A Jefferson County jury hit Christus Health Southeast Texas with a $1.4 million verdict Thursday, concluding that St. Mary Hospital nurses were negligent in their treatment of the late Stacy Meaux.
In November 2008, Meaux's mother, Mary Ann Licatino, filed a medical malpractice lawsuit which alleged Christus Hospital St. Mary nurses and Dr. Michael Peterson incorrectly diagnosed and treated Meaux.
Meaux died of a heart attack a day after receiving treatment from Christus nurses and Dr. Peterson.
While Dr. Peterson opted to settle in August, Christus Health chose to defend its treatment of Meaux in a civil trial that began Jan. 12 and ended Jan. 21.
Jurors found Dr. Peterson was 20 percent in his treatment and diagnosis of Meaux, pushing the remaining 80 percent of the blame upon Christus.
Court papers show that Meaux went to the emergency room at Christus St. Mary Hospital in Port Arthur on Oct. 2, 2007, complaining of chest pain, chest discomfort and tightness.
The triage nurses at St. Mary designated Meaux at Level 3, indicating she did not face imminent death.
Christus expert Dr. J. Kobar testified that he the "triage was appropriate."
"They (Christus nurses) met the standard of care," he said. "There was no evidence that she (Meaux) should have been triaged at level 1 or even 2."
According to court documents and his testimony, Dr. Peterson treated Meaux for irregular breathing and then, seeing no immediate danger to her life, discharged her.
Peterson had prescribed Captopril - a drug used to treat hypertension, heart failure and improve survival after a heart attack - and an inhalation treatment with Albuterol before discharging her at 8:15 p.m.
The next day, Meaux died of a heart attack.
"My impression at the time was that (Meax's chest pains) were not of cardiac origin," Dr. Peterson testified on Wednesday. "I just didn't think it was her heart. I had another explanation."
While she was a patient at the hospital, ER doctors performed two EKGs on Meaux.
Meaux's family claims one EKG was reported normal but the other showed a Septal Infarct abnormal EKG.
Plaintiff's attorney Clay Dugas said during opening statements that Meaux might be alive today if Christus nurses had correctly triaged her as Level 1 or 2.

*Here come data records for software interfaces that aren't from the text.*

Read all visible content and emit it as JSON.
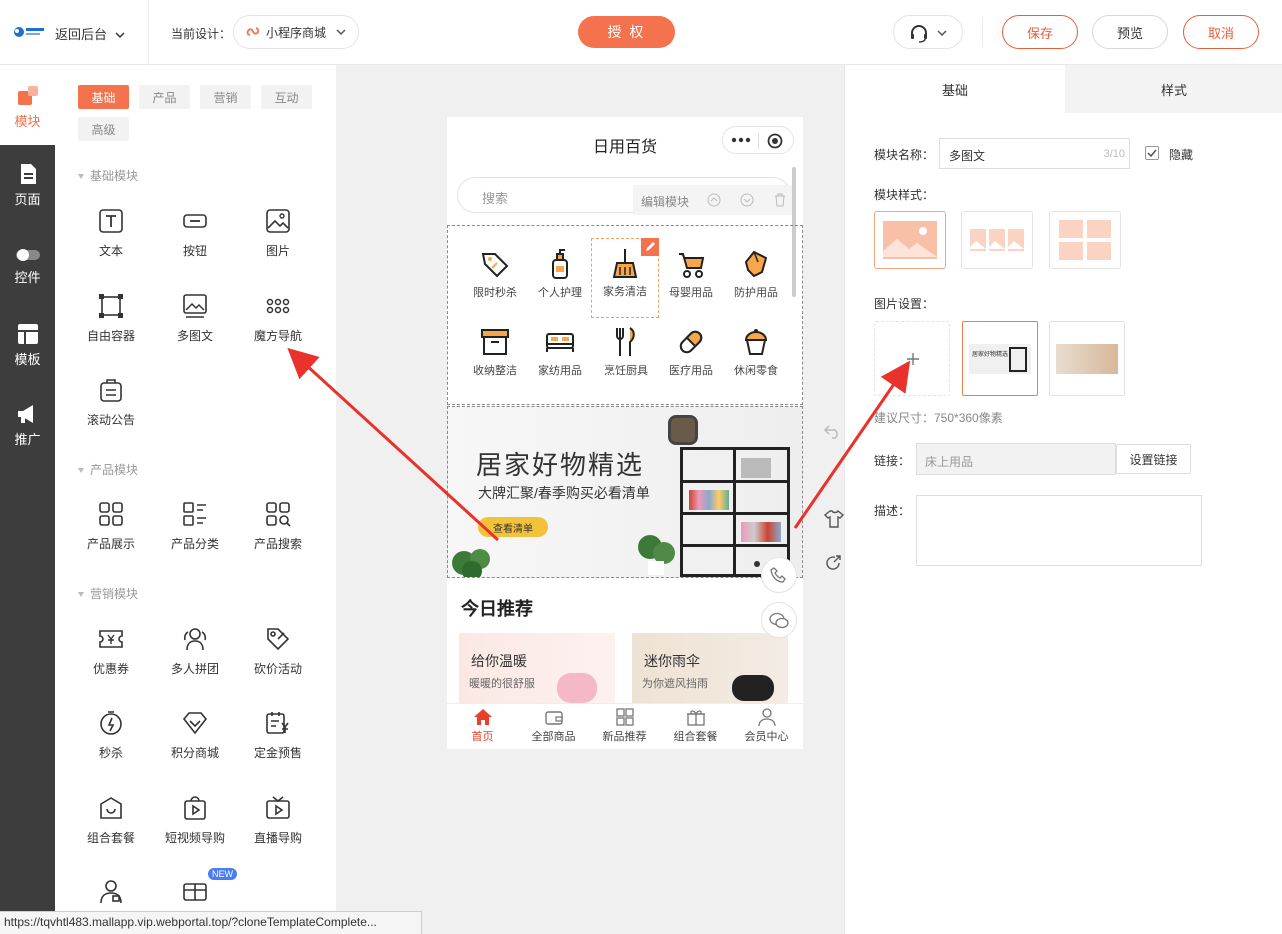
{
  "topbar": {
    "back_label": "返回后台",
    "current_design_label": "当前设计：",
    "design_name": "小程序商城",
    "authorize_label": "授 权",
    "save_label": "保存",
    "preview_label": "预览",
    "cancel_label": "取消"
  },
  "nav": {
    "items": [
      {
        "label": "模块",
        "icon": "module-icon"
      },
      {
        "label": "页面",
        "icon": "page-icon"
      },
      {
        "label": "控件",
        "icon": "toggle-icon"
      },
      {
        "label": "模板",
        "icon": "template-icon"
      },
      {
        "label": "推广",
        "icon": "megaphone-icon"
      }
    ]
  },
  "panel": {
    "tags": [
      "基础",
      "产品",
      "营销",
      "互动",
      "高级"
    ],
    "sections": {
      "basic": "基础模块",
      "product": "产品模块",
      "marketing": "营销模块"
    },
    "basic_modules": [
      "文本",
      "按钮",
      "图片",
      "自由容器",
      "多图文",
      "魔方导航",
      "滚动公告"
    ],
    "product_modules": [
      "产品展示",
      "产品分类",
      "产品搜索"
    ],
    "marketing_modules": [
      "优惠券",
      "多人拼团",
      "砍价活动",
      "秒杀",
      "积分商城",
      "定金预售",
      "组合套餐",
      "短视频导购",
      "直播导购"
    ],
    "new_badge": "NEW"
  },
  "phone": {
    "title": "日用百货",
    "search_placeholder": "搜索",
    "edit_module_label": "编辑模块",
    "grid_items": [
      "限时秒杀",
      "个人护理",
      "家务清洁",
      "母婴用品",
      "防护用品",
      "收纳整洁",
      "家纺用品",
      "烹饪厨具",
      "医疗用品",
      "休闲零食"
    ],
    "banner": {
      "title": "居家好物精选",
      "subtitle": "大牌汇聚/春季购买必看清单",
      "button": "查看清单"
    },
    "recommend_title": "今日推荐",
    "cards": [
      {
        "title": "给你温暖",
        "sub": "暖暖的很舒服"
      },
      {
        "title": "迷你雨伞",
        "sub": "为你遮风挡雨"
      }
    ],
    "tabs": [
      "首页",
      "全部商品",
      "新品推荐",
      "组合套餐",
      "会员中心"
    ]
  },
  "right": {
    "tabs": [
      "基础",
      "样式"
    ],
    "module_name_label": "模块名称：",
    "module_name_value": "多图文",
    "module_name_count": "3/10",
    "hide_label": "隐藏",
    "module_style_label": "模块样式：",
    "image_settings_label": "图片设置：",
    "size_hint": "建议尺寸：750*360像素",
    "link_label": "链接：",
    "link_value": "床上用品",
    "set_link_label": "设置链接",
    "desc_label": "描述：",
    "thumb_text": "居家好物精选"
  },
  "status_url": "https://tqvhtl483.mallapp.vip.webportal.top/?cloneTemplateComplete...",
  "colors": {
    "accent": "#f4734e",
    "nav_bg": "#3d3d3d",
    "arrow": "#e8322b"
  }
}
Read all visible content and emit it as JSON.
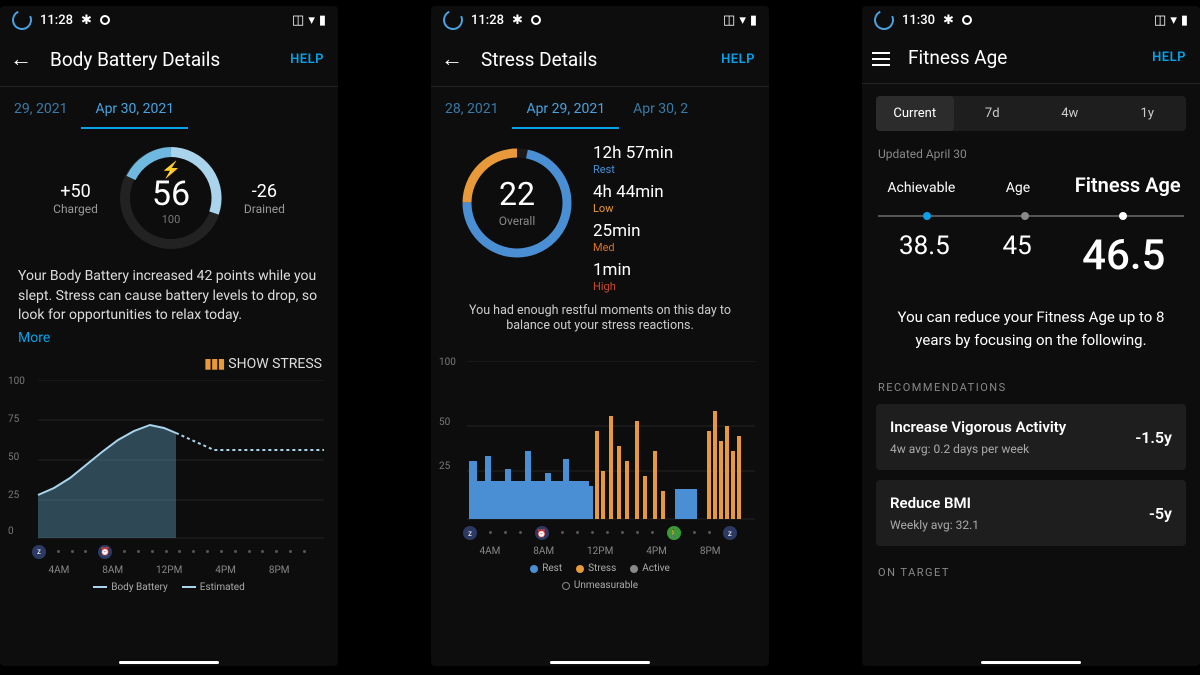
{
  "screen1": {
    "status": {
      "time": "11:28"
    },
    "title": "Body Battery Details",
    "help": "HELP",
    "date_prev": "29, 2021",
    "date_active": "Apr 30, 2021",
    "charged_label": "Charged",
    "charged_value": "+50",
    "drained_label": "Drained",
    "drained_value": "-26",
    "main_value": "56",
    "max_value": "100",
    "description": "Your Body Battery increased 42 points while you slept. Stress can cause battery levels to drop, so look for opportunities to relax today.",
    "more": "More",
    "show_stress": "SHOW STRESS",
    "xlabels": [
      "4AM",
      "8AM",
      "12PM",
      "4PM",
      "8PM"
    ],
    "legend1": "Body Battery",
    "legend2": "Estimated"
  },
  "screen2": {
    "status": {
      "time": "11:28"
    },
    "title": "Stress Details",
    "help": "HELP",
    "date_prev": "28, 2021",
    "date_active": "Apr 29, 2021",
    "date_next": "Apr 30, 2",
    "main_value": "22",
    "main_label": "Overall",
    "stats": [
      {
        "value": "12h 57min",
        "label": "Rest",
        "cls": "c-rest"
      },
      {
        "value": "4h 44min",
        "label": "Low",
        "cls": "c-low"
      },
      {
        "value": "25min",
        "label": "Med",
        "cls": "c-med"
      },
      {
        "value": "1min",
        "label": "High",
        "cls": "c-high"
      }
    ],
    "description": "You had enough restful moments on this day to balance out your stress reactions.",
    "xlabels": [
      "4AM",
      "8AM",
      "12PM",
      "4PM",
      "8PM"
    ],
    "legend": [
      "Rest",
      "Stress",
      "Active",
      "Unmeasurable"
    ]
  },
  "screen3": {
    "status": {
      "time": "11:30"
    },
    "title": "Fitness Age",
    "help": "HELP",
    "tabs": [
      "Current",
      "7d",
      "4w",
      "1y"
    ],
    "updated": "Updated April 30",
    "col1_label": "Achievable",
    "col2_label": "Age",
    "col3_label": "Fitness Age",
    "val_achievable": "38.5",
    "val_age": "45",
    "val_fitness": "46.5",
    "description": "You can reduce your Fitness Age up to 8 years by focusing on the following.",
    "section": "RECOMMENDATIONS",
    "cards": [
      {
        "title": "Increase Vigorous Activity",
        "sub": "4w avg: 0.2 days per week",
        "delta": "-1.5y"
      },
      {
        "title": "Reduce BMI",
        "sub": "Weekly avg: 32.1",
        "delta": "-5y"
      }
    ],
    "on_target": "ON TARGET"
  },
  "chart_data": [
    {
      "type": "area",
      "title": "Body Battery",
      "xlabel": "",
      "ylabel": "",
      "ylim": [
        0,
        100
      ],
      "x_hours": [
        0,
        1,
        2,
        3,
        4,
        5,
        6,
        7,
        8,
        9,
        10,
        11,
        12
      ],
      "values": [
        30,
        34,
        40,
        48,
        56,
        63,
        68,
        72,
        70,
        66,
        56,
        56,
        56
      ],
      "estimated_after_index": 9,
      "x_ticks": [
        "4AM",
        "8AM",
        "12PM",
        "4PM",
        "8PM"
      ]
    },
    {
      "type": "bar",
      "title": "Stress",
      "xlabel": "",
      "ylabel": "",
      "ylim": [
        0,
        100
      ],
      "x_ticks": [
        "4AM",
        "8AM",
        "12PM",
        "4PM",
        "8PM"
      ],
      "series": [
        {
          "name": "Rest",
          "color": "#4a8fd3",
          "approx_share": 0.72
        },
        {
          "name": "Stress",
          "color": "#e89a3a",
          "approx_share": 0.26
        },
        {
          "name": "Active",
          "color": "#888",
          "approx_share": 0.0
        },
        {
          "name": "Unmeasurable",
          "color": "#444",
          "approx_share": 0.02
        }
      ],
      "note": "dense minute-level bars; rest dominates overnight (~12AM-11AM), stress spikes ~12PM-4PM and ~8-9PM"
    }
  ]
}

During testimony, Dr. Peterson said he made the right call when he kept Meaux at Level 3.
However, the doctor did admit "he could have done things in a different manner" and perhaps saved her life. "If the nurses miss-triaged her, it was my responsibility to correct."
Meaux was over 40 years old, overweight, smoked and suffered from diabetes - all conditions which the Meaux family contends Christus and Dr. Peterson failed to take into account when she was admitted.
Jurors divided up the 1.4 million verdict between several of Meaux's surviving relatives.
An ambulance was dispatched to Meaux's house on Oct. 3, 2007, the day after she had been discharged from St. Mary's.
Meaux was apneic and without a pulse when the ambulance arrived, and paramedics tried to resuscitate her without success, her family claims.
According to the complaint, an autopsy confirmed that she died from acute myocardial infarction and severe atheroscierotic disease.
Meaux's family claims the nursing staff at Christus St. Mary Hospital violated nursing standards because they failed to assess Meaux's condition, failed to inquire and determine the nature of the chest pain and failed to discuss the case with the emergency room attending physician.
Nurses also failed to trigger the chain of command with a call to the nursing supervisor when no satisfactory resolution could be reached and failed to ask for orders from the ER physician for biochemical marker studies, according to the complaint.
Christus was represented in part by attorney Erin Lunceford of the Houston law firm Sprott, Rigby, Newsom, Robbins, Lunceford & Bell PC.
The trial was held in Judge Milton Shuffield's 136th District Court.
Case No. D182-712